Dataset rows describing interfaces:
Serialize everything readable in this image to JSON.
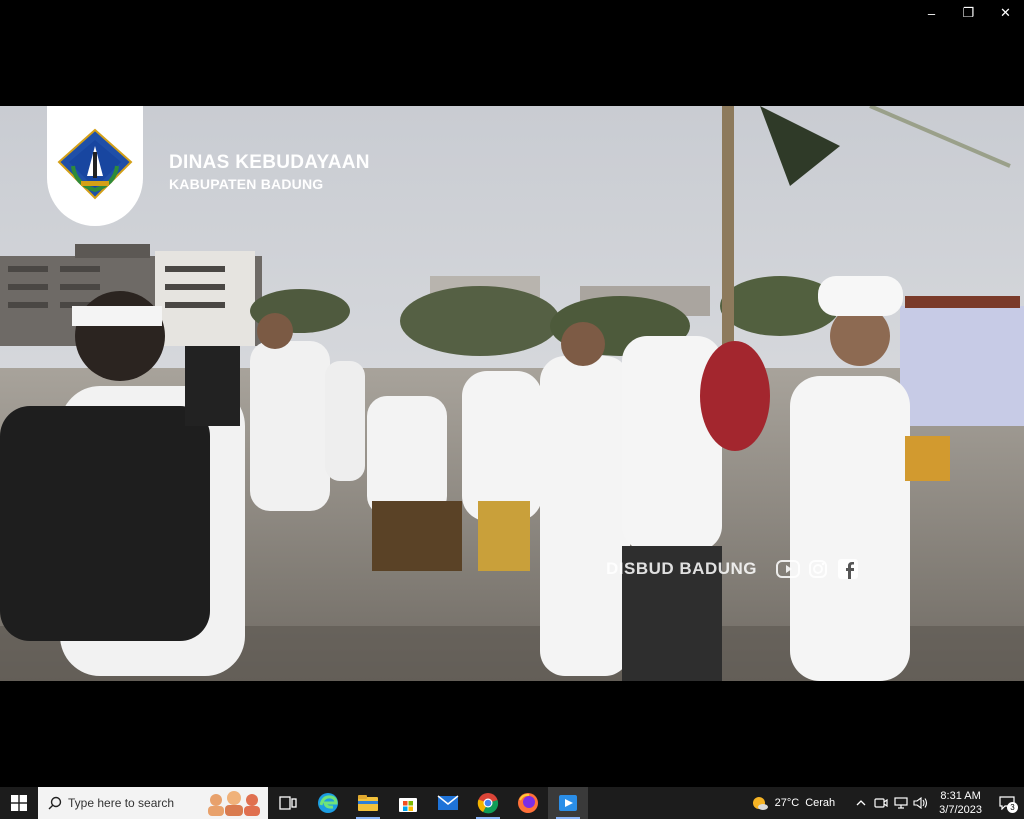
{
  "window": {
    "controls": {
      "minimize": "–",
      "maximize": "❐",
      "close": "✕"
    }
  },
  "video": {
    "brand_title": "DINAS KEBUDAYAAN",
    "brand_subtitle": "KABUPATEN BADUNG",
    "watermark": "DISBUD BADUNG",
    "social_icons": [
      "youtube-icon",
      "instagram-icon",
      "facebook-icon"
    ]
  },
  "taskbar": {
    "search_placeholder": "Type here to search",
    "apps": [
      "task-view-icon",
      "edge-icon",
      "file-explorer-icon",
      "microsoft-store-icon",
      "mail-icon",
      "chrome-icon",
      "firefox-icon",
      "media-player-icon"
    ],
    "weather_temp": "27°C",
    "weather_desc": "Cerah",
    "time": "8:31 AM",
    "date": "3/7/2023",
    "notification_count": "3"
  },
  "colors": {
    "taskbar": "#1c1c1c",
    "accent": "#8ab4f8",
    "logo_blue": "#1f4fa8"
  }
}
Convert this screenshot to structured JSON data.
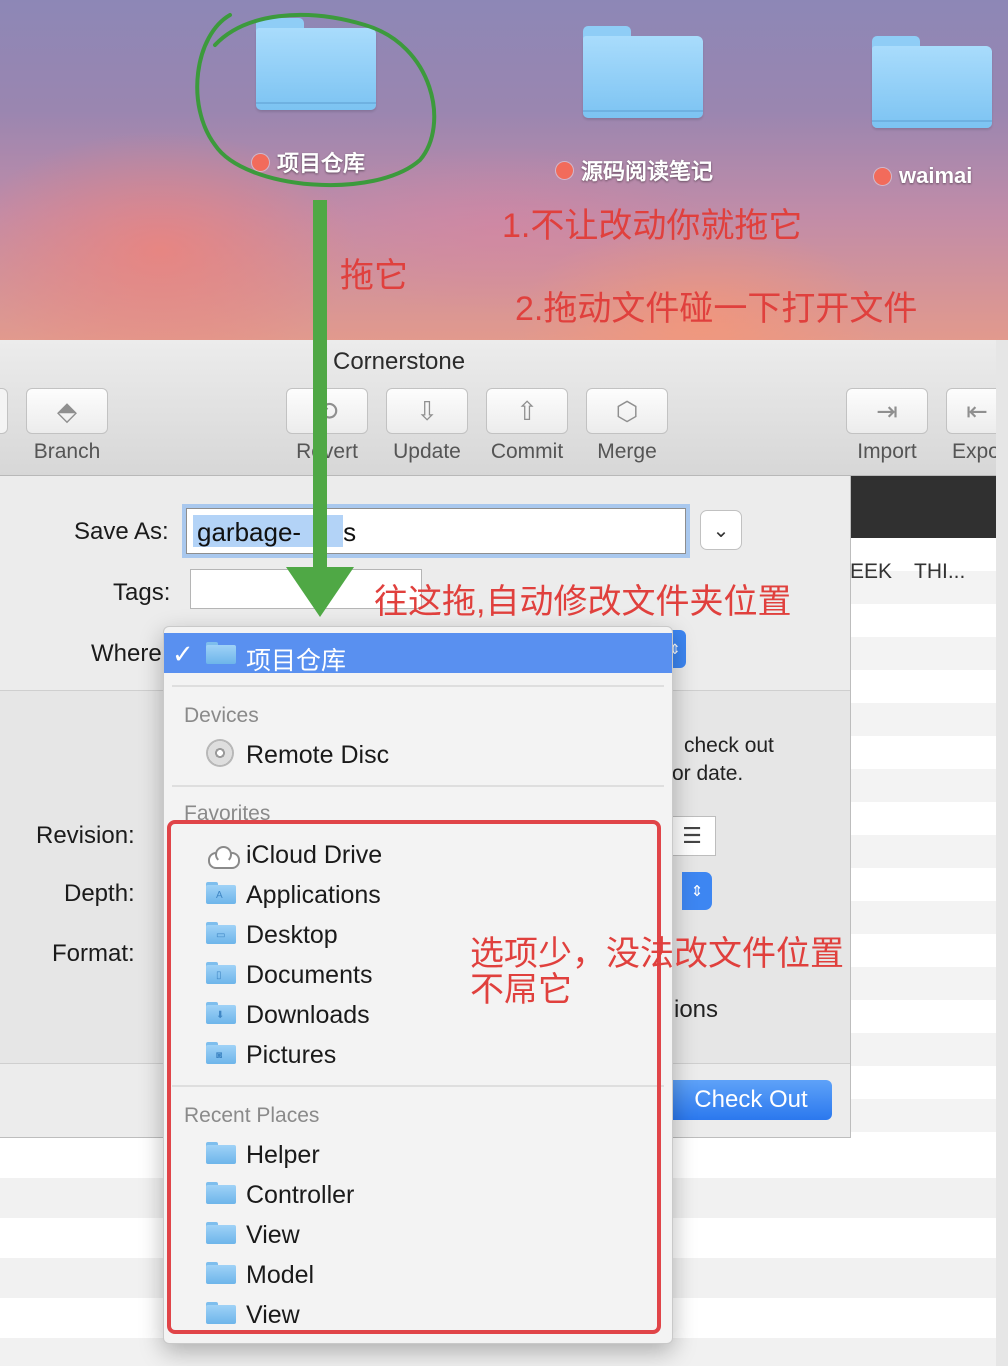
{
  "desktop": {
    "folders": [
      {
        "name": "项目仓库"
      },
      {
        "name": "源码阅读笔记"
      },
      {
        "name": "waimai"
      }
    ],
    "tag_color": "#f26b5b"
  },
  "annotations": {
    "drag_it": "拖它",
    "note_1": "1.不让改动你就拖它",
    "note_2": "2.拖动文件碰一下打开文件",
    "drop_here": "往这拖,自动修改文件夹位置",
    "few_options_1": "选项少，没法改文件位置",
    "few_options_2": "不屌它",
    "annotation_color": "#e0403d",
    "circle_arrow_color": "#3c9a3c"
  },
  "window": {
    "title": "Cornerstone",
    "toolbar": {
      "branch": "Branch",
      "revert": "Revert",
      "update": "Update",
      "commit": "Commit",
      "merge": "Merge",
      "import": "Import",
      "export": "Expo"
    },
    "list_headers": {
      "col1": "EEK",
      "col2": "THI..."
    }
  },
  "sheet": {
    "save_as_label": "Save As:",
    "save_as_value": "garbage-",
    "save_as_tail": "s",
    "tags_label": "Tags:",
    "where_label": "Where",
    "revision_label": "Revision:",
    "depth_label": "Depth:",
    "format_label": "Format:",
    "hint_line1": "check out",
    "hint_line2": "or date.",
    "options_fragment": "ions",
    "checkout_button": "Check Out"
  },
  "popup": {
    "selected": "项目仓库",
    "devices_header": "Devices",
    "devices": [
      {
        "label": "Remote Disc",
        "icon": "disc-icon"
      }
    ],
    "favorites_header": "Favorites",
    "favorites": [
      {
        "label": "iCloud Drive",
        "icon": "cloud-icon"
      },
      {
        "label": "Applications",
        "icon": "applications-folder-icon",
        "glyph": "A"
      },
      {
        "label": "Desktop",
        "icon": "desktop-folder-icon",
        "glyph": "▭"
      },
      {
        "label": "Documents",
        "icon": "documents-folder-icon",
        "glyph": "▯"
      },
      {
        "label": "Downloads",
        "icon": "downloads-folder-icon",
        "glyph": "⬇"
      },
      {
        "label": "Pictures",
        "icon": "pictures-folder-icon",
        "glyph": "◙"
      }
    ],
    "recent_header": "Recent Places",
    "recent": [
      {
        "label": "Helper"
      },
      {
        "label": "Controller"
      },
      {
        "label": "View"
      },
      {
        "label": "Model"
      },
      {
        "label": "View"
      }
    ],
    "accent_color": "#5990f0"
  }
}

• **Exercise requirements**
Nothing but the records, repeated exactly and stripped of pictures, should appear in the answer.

• **Response**
Serialize everything readable in this image to JSON.
{
  "window": {
    "controls": {
      "minimize": "–",
      "maximize": "❐",
      "close": "✕"
    }
  },
  "video": {
    "brand_title": "DINAS KEBUDAYAAN",
    "brand_subtitle": "KABUPATEN BADUNG",
    "watermark": "DISBUD BADUNG",
    "social_icons": [
      "youtube-icon",
      "instagram-icon",
      "facebook-icon"
    ]
  },
  "taskbar": {
    "search_placeholder": "Type here to search",
    "apps": [
      "task-view-icon",
      "edge-icon",
      "file-explorer-icon",
      "microsoft-store-icon",
      "mail-icon",
      "chrome-icon",
      "firefox-icon",
      "media-player-icon"
    ],
    "weather_temp": "27°C",
    "weather_desc": "Cerah",
    "time": "8:31 AM",
    "date": "3/7/2023",
    "notification_count": "3"
  },
  "colors": {
    "taskbar": "#1c1c1c",
    "accent": "#8ab4f8",
    "logo_blue": "#1f4fa8"
  }
}
Convert this screenshot to structured JSON data.
{
  "desktop": {
    "folders": [
      {
        "name": "项目仓库"
      },
      {
        "name": "源码阅读笔记"
      },
      {
        "name": "waimai"
      }
    ],
    "tag_color": "#f26b5b"
  },
  "annotations": {
    "drag_it": "拖它",
    "note_1": "1.不让改动你就拖它",
    "note_2": "2.拖动文件碰一下打开文件",
    "drop_here": "往这拖,自动修改文件夹位置",
    "few_options_1": "选项少，没法改文件位置",
    "few_options_2": "不屌它",
    "annotation_color": "#e0403d",
    "circle_arrow_color": "#3c9a3c"
  },
  "window": {
    "title": "Cornerstone",
    "toolbar": {
      "branch": "Branch",
      "revert": "Revert",
      "update": "Update",
      "commit": "Commit",
      "merge": "Merge",
      "import": "Import",
      "export": "Expo"
    },
    "list_headers": {
      "col1": "EEK",
      "col2": "THI..."
    }
  },
  "sheet": {
    "save_as_label": "Save As:",
    "save_as_value": "garbage-",
    "save_as_tail": "s",
    "tags_label": "Tags:",
    "where_label": "Where",
    "revision_label": "Revision:",
    "depth_label": "Depth:",
    "format_label": "Format:",
    "hint_line1": "check out",
    "hint_line2": "or date.",
    "options_fragment": "ions",
    "checkout_button": "Check Out"
  },
  "popup": {
    "selected": "项目仓库",
    "devices_header": "Devices",
    "devices": [
      {
        "label": "Remote Disc",
        "icon": "disc-icon"
      }
    ],
    "favorites_header": "Favorites",
    "favorites": [
      {
        "label": "iCloud Drive",
        "icon": "cloud-icon"
      },
      {
        "label": "Applications",
        "icon": "applications-folder-icon",
        "glyph": "A"
      },
      {
        "label": "Desktop",
        "icon": "desktop-folder-icon",
        "glyph": "▭"
      },
      {
        "label": "Documents",
        "icon": "documents-folder-icon",
        "glyph": "▯"
      },
      {
        "label": "Downloads",
        "icon": "downloads-folder-icon",
        "glyph": "⬇"
      },
      {
        "label": "Pictures",
        "icon": "pictures-folder-icon",
        "glyph": "◙"
      }
    ],
    "recent_header": "Recent Places",
    "recent": [
      {
        "label": "Helper"
      },
      {
        "label": "Controller"
      },
      {
        "label": "View"
      },
      {
        "label": "Model"
      },
      {
        "label": "View"
      }
    ],
    "accent_color": "#5990f0"
  }
}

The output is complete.